Enthusiastic individuals with a keen interest in nature and science are invited to discover the challenges of marine field research along Canada's coastal rainforest through SEACR's Marine Research Intern Program! MRIP is a volunteer program where interns assist experienced and dedicated marine scientists with their field research. Through MRIP, the interns will visit a remote research field station in the coastal rainforest of Clayoquot Sound, British Columbia, to aid researchers with ongoing field research related to coastal and marine ecology. During the course of this 2- or 4-week program, interns will have the rare opportunity to acquire valuable skills in field data collection and handling, methods in marine field research, and the use of scientific equipment. Interns will also increase their knowledge of marine ecology by being exposed to the abundant array of wildlife of the Canadian coastal rainforest. In turn, marine researchers will benefit from the logistical and financial support provided by the internship program. Marine research is difficult and challenging work, so being a research intern is not for everyone! Those who wish to participate in MRIP must be in good physical health, especially free of back and leg injuries, as the field hours (in the boat and in the lab) can be long - though very satisfying! This is not a program that certifies individuals in field research. It is, however, an experience that delivers a unique opportunity for education, development of field ecology research skills, travel, and enjoyment of wildlife. For those seriously interested, we suggest you click the Marine Research Field Station link below to give you an idea of what to expect.
Flores Island is the home of the Ahousaht First Nation and is nestled in world-famous Clayoquot Sound, in the Pacific Coast rainforest. Flores is an excellent place to learn about marine ecology and the study of nature. Along with learning field and technical skills during the course of work, when the opportunity arises interns may engage in informal talks with graduate students, take hikes along the Wild Side Trail, have beach campfires, and interact with the Ahousaht First Nation people. Professors from the University of Victoria, local scientists and previous MRIP researchers will be frequent visitors to the field research station. Flores Island's natural beauty, sandy beaches, and abundant wildlife will keep you enthralled. Being here is the experience of a lifetime.
The Whale Research Lab

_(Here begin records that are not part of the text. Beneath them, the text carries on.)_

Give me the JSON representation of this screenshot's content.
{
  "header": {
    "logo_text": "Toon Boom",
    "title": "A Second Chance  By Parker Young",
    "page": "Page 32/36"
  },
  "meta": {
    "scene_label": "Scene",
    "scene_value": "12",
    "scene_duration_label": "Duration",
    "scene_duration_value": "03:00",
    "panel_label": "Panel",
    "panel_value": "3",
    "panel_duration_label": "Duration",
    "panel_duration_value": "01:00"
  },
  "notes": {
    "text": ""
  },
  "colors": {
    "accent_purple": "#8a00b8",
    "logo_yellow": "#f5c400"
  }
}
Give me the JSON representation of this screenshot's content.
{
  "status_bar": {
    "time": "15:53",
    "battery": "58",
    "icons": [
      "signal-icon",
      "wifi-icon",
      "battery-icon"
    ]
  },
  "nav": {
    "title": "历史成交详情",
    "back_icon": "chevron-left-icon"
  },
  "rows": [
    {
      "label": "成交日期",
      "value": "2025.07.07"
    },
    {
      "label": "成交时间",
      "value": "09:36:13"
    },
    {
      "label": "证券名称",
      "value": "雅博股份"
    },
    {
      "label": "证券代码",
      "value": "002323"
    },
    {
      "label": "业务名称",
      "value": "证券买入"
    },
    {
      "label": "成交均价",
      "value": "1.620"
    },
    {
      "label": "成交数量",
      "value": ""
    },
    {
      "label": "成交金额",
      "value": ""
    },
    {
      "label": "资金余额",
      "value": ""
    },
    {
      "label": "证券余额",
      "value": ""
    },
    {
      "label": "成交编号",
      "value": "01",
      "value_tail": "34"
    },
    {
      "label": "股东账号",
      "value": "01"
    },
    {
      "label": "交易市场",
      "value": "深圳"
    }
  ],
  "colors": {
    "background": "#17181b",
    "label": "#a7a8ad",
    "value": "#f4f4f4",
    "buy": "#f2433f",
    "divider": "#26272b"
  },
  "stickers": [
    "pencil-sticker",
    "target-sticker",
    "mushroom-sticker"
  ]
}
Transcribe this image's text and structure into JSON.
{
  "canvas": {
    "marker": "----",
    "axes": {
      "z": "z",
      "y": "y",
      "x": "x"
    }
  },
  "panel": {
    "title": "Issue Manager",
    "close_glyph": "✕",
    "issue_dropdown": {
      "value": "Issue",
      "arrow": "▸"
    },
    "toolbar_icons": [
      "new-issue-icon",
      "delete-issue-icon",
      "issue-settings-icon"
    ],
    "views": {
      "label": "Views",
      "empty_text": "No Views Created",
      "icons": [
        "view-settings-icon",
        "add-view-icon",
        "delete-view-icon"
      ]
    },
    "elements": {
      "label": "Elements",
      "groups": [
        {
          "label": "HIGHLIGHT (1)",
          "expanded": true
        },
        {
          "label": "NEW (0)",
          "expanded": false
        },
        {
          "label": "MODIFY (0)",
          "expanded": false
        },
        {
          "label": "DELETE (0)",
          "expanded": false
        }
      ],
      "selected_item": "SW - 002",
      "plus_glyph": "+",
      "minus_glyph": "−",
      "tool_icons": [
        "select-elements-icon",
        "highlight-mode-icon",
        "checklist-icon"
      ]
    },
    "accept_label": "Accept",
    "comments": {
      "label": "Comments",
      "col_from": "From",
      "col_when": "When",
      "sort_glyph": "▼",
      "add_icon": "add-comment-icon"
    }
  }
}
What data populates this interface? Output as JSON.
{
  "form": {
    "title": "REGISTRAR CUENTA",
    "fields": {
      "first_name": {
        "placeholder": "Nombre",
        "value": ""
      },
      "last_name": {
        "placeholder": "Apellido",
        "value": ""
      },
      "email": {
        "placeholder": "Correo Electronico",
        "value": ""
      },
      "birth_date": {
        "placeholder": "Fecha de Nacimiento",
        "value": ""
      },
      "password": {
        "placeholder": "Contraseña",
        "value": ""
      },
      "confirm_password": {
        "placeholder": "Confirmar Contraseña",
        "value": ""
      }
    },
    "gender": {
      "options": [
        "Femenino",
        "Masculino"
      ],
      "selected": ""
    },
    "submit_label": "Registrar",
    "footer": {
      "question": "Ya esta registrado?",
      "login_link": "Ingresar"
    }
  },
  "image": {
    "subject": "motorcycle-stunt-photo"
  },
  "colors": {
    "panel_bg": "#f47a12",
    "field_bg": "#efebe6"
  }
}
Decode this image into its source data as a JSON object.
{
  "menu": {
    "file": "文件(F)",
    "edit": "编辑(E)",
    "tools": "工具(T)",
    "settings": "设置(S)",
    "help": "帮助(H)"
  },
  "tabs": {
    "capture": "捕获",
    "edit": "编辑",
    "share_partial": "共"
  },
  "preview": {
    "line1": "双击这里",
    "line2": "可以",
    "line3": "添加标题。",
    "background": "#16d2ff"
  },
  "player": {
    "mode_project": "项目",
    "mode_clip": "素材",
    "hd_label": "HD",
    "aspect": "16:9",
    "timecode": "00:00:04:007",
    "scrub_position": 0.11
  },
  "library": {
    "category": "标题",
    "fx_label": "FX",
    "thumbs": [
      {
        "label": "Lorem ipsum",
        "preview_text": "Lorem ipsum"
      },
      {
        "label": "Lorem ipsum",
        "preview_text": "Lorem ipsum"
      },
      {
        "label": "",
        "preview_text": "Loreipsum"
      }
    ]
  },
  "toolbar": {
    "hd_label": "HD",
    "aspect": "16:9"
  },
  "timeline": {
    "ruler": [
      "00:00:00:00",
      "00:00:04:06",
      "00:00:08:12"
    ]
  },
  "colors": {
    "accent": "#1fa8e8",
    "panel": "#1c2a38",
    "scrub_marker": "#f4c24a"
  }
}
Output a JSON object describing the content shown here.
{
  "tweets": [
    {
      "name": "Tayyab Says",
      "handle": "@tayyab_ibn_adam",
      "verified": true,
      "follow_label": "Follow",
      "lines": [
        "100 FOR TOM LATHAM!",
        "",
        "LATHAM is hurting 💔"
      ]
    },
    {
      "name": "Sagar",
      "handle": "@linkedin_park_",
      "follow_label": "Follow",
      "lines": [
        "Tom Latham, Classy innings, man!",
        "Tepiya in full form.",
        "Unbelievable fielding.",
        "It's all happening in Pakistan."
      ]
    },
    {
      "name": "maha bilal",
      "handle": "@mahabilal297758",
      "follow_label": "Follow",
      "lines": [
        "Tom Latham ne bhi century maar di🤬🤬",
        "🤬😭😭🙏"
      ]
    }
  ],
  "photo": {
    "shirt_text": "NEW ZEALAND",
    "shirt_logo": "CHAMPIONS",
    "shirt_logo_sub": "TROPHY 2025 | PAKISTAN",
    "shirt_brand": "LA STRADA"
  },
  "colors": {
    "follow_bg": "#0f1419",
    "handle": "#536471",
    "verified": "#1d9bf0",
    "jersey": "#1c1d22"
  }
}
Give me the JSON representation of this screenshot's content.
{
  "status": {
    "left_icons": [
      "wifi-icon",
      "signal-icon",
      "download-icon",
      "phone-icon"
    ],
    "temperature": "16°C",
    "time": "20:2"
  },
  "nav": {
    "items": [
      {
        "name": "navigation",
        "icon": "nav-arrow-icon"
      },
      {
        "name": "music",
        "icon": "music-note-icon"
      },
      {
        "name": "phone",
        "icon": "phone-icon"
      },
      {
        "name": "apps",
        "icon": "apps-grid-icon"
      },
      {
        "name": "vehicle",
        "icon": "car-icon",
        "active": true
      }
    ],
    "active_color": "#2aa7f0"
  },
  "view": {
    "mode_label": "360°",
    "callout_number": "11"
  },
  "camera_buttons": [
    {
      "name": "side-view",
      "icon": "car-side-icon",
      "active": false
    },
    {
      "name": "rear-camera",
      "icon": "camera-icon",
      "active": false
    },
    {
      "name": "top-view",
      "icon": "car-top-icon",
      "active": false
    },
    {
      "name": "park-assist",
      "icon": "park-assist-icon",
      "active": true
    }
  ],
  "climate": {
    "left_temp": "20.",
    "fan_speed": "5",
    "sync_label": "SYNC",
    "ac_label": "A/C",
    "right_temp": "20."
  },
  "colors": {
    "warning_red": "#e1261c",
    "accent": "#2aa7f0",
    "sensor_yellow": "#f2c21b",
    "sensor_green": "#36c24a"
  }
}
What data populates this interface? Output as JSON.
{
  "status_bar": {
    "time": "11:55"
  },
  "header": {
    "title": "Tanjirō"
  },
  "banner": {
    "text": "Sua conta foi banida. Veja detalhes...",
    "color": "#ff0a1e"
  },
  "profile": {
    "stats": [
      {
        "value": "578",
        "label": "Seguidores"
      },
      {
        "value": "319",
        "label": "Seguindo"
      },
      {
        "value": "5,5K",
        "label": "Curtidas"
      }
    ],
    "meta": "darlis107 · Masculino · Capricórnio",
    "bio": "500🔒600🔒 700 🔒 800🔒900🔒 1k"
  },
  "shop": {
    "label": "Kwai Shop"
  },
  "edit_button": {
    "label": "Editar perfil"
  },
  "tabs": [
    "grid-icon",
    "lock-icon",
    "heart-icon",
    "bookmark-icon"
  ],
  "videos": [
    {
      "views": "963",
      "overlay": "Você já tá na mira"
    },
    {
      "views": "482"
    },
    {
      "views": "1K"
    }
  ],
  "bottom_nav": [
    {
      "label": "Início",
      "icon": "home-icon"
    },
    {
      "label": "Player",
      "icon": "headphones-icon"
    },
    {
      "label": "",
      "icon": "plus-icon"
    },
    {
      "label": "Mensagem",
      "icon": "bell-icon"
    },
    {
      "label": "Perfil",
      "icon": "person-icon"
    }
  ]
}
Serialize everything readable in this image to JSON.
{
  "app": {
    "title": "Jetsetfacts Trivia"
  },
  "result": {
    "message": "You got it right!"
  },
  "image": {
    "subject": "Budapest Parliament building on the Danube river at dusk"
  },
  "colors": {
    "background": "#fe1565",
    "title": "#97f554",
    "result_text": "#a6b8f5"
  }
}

The University of Victoria Whale Research Lab consists of faculty and graduate students from the University of Victoria, who are currently studying gray whales and other wildlife off the west coast of Vancouver Island, British Columbia. Interns will venture out in Drifter, a 22 foot Lifetimer vessel outfitted with twin 60 HP engines, to gather marine mammal data. You will have the opportunity to learn about the habitat, foraging behavior and ecology of gray whales, killer whales, and other species, and learn how to identify marine mammals, fish, invertebrates, and seabirds. You will learn technical skills by using field and laboratory equipment such as Global Positioning System (GPS) receivers, submersible cameras, benthic core samplers, plankton nets, and microscopes. Interns will also learn how field science is conducted by taking field notes, entering data, and helping with boating and navigation.